__What you need to do__
Return all of the entries exactly as written.

══════════════════════════════

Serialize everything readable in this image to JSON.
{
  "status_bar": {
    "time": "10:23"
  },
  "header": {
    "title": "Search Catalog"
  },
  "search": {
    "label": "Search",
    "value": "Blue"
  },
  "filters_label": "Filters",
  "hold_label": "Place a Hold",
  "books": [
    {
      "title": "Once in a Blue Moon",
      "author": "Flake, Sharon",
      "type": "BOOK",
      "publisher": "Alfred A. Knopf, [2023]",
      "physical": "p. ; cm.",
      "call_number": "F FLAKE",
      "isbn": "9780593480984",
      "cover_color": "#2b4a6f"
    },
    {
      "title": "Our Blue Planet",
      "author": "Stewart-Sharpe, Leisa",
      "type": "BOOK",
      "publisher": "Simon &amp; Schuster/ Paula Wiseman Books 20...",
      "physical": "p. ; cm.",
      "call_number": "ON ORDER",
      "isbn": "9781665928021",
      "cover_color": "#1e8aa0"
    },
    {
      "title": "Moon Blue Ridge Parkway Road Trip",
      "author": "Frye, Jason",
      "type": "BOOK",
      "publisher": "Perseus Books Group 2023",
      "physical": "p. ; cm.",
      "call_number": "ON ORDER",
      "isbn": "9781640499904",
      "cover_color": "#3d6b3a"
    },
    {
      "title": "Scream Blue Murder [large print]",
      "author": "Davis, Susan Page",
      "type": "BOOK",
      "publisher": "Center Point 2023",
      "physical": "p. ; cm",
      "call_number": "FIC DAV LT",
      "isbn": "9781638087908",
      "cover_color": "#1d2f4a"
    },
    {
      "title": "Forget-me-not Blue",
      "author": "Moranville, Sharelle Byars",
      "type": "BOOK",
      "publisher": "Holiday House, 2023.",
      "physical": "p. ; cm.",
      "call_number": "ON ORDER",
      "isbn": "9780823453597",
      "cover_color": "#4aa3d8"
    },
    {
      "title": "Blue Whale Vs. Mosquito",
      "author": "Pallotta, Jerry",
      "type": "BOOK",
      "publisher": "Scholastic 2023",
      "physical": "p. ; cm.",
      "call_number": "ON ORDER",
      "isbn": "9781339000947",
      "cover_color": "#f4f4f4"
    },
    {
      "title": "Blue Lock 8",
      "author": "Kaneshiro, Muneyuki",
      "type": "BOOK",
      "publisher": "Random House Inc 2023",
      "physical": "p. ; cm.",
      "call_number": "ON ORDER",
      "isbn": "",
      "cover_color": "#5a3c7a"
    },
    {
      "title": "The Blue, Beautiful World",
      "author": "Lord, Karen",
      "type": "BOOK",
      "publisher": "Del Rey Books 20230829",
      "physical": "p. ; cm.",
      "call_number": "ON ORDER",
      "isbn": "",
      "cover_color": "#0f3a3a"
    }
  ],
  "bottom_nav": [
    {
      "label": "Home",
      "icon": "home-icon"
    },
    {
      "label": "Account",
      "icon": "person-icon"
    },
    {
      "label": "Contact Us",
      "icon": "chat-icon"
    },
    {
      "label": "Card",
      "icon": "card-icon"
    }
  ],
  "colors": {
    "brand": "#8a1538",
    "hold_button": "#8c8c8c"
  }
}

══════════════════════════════

__Result__
Serialize everything readable in this image to JSON.
{
  "status_bar": {
    "time": "10:23"
  },
  "header": {
    "title": "Search Catalog"
  },
  "search": {
    "label": "Search",
    "value": "Blue"
  },
  "filters_label": "Filters",
  "hold_label": "Place a Hold",
  "books": [
    {
      "title": "Once in a Blue Moon",
      "author": "Flake, Sharon",
      "type": "BOOK",
      "publisher": "Alfred A. Knopf, [2023]",
      "physical": "p. ; cm.",
      "call_number": "F FLAKE",
      "isbn": "9780593480984",
      "cover_color": "#2b4a6f"
    },
    {
      "title": "Our Blue Planet",
      "author": "Stewart-Sharpe, Leisa",
      "type": "BOOK",
      "publisher": "Simon &amp; Schuster/ Paula Wiseman Books 20...",
      "physical": "p. ; cm.",
      "call_number": "ON ORDER",
      "isbn": "9781665928021",
      "cover_color": "#1e8aa0"
    },
    {
      "title": "Moon Blue Ridge Parkway Road Trip",
      "author": "Frye, Jason",
      "type": "BOOK",
      "publisher": "Perseus Books Group 2023",
      "physical": "p. ; cm.",
      "call_number": "ON ORDER",
      "isbn": "9781640499904",
      "cover_color": "#3d6b3a"
    },
    {
      "title": "Scream Blue Murder [large print]",
      "author": "Davis, Susan Page",
      "type": "BOOK",
      "publisher": "Center Point 2023",
      "physical": "p. ; cm",
      "call_number": "FIC DAV LT",
      "isbn": "9781638087908",
      "cover_color": "#1d2f4a"
    },
    {
      "title": "Forget-me-not Blue",
      "author": "Moranville, Sharelle Byars",
      "type": "BOOK",
      "publisher": "Holiday House, 2023.",
      "physical": "p. ; cm.",
      "call_number": "ON ORDER",
      "isbn": "9780823453597",
      "cover_color": "#4aa3d8"
    },
    {
      "title": "Blue Whale Vs. Mosquito",
      "author": "Pallotta, Jerry",
      "type": "BOOK",
      "publisher": "Scholastic 2023",
      "physical": "p. ; cm.",
      "call_number": "ON ORDER",
      "isbn": "9781339000947",
      "cover_color": "#f4f4f4"
    },
    {
      "title": "Blue Lock 8",
      "author": "Kaneshiro, Muneyuki",
      "type": "BOOK",
      "publisher": "Random House Inc 2023",
      "physical": "p. ; cm.",
      "call_number": "ON ORDER",
      "isbn": "",
      "cover_color": "#5a3c7a"
    },
    {
      "title": "The Blue, Beautiful World",
      "author": "Lord, Karen",
      "type": "BOOK",
      "publisher": "Del Rey Books 20230829",
      "physical": "p. ; cm.",
      "call_number": "ON ORDER",
      "isbn": "",
      "cover_color": "#0f3a3a"
    }
  ],
  "bottom_nav": [
    {
      "label": "Home",
      "icon": "home-icon"
    },
    {
      "label": "Account",
      "icon": "person-icon"
    },
    {
      "label": "Contact Us",
      "icon": "chat-icon"
    },
    {
      "label": "Card",
      "icon": "card-icon"
    }
  ],
  "colors": {
    "brand": "#8a1538",
    "hold_button": "#8c8c8c"
  }
}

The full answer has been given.